Attendees will be emailed worksheets to be used during the workshop and must have their own large sheet of paper (minimum 40X40cm).
(15) TAKING OFF THE DARK HELMET. Vox is ready to tell you “How fandom sent Boba Fett from minor character to leading man”.
…About 1.7 million households tuned into The Book of Boba Fett’s premiere last December, and a second season seems inevitable. Han Solo might be sabotaging the Death Star, Luke Skywalker might be forging the fate of the Force, but currently, Star Wars fans are far more fascinated with this obscure C+ player in a green visor. Back when I was a preteen Star Wars fan, my friends and I shared an innate understanding that Boba Fett was uncommonly cool, even if we didn’t know much about him. Twenty years later, I’m still trying to figure out why.
James Clarke, 36, is well equipped to answer that question. He’s a longtime editor of the Boba Fett Fan Club, which sports over 14,000 members and is the single most comprehensive repository of Fettian facts, tributes, and theories on the internet. Like me, Clarke fell in love with the bounty hunter as a child, and pursued his fascination to the point of writing reams of Boba-themed fanfiction in middle school. “I probably have 25-year-old stories still on the site somewhere,” says Clarke. (Minutes after our interview, he sent me a photo of himself in full Boba Fett cosplay, a confirmation of his bona fides.)…
[Thanks to Cat Eldridge, Mike Kennedy, Martin Morse Wooster, JJ, Olav Rokne, Daniel Dern, John King Tarpinian, Andrew Porter, and Michael Toman for some of these stories.
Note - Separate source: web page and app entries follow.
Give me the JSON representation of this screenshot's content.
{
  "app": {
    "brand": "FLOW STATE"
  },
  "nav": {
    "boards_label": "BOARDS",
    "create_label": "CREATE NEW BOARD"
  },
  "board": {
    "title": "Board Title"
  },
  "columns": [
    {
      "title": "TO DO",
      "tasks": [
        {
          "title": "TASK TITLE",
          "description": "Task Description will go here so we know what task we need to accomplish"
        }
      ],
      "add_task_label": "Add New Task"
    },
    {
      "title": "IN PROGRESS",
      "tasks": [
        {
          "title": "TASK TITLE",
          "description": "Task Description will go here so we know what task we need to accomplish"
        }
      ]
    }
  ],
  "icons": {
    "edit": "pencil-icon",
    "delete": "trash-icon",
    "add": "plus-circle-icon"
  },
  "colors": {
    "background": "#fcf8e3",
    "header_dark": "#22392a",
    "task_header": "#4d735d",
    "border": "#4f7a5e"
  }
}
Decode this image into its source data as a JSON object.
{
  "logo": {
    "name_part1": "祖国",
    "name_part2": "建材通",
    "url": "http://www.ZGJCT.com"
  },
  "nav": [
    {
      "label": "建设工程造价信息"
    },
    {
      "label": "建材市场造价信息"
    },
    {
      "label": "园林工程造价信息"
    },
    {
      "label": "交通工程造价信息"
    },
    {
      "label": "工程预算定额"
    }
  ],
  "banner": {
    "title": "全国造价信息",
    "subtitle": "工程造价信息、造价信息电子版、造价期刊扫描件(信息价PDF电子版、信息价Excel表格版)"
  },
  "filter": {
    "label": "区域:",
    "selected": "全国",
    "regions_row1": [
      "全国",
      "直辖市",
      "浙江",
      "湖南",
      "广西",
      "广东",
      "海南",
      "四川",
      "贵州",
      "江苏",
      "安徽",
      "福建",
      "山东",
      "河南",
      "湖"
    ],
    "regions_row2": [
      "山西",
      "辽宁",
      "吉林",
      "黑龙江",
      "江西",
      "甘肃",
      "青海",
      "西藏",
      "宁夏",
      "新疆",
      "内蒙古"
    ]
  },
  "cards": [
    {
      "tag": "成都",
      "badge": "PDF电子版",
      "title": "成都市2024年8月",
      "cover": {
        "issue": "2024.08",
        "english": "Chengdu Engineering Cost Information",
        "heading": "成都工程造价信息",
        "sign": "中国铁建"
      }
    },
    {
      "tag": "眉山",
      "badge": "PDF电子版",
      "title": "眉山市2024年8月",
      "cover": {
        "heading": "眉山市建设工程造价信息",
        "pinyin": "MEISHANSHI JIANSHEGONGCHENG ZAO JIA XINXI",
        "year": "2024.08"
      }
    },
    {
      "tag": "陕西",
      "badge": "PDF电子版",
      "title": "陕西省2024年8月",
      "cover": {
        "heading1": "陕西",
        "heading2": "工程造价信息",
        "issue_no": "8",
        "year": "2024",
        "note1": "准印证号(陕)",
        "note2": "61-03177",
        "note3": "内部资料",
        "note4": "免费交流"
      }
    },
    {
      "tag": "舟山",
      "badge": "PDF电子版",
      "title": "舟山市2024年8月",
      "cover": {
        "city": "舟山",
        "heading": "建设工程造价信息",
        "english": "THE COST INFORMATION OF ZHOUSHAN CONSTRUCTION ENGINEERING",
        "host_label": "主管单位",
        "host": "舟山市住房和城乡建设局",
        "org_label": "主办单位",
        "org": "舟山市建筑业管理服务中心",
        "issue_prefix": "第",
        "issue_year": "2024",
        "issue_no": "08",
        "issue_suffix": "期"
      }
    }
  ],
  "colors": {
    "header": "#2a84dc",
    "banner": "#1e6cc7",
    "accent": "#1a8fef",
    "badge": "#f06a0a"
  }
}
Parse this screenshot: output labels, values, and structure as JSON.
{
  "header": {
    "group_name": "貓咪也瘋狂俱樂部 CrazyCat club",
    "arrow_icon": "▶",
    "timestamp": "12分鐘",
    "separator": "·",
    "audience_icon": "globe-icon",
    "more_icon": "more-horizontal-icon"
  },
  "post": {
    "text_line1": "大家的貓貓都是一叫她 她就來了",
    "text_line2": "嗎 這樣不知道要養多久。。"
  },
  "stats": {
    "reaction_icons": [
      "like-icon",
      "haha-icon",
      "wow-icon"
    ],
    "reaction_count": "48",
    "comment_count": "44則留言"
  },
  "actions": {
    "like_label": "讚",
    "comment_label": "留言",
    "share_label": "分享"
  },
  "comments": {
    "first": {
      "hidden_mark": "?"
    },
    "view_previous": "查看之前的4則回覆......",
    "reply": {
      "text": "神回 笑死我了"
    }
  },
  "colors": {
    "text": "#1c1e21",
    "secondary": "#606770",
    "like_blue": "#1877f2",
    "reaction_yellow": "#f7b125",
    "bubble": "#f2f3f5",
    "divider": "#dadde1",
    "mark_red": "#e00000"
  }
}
Title credit belongs to File 770 contributing editor of the day Kendall.]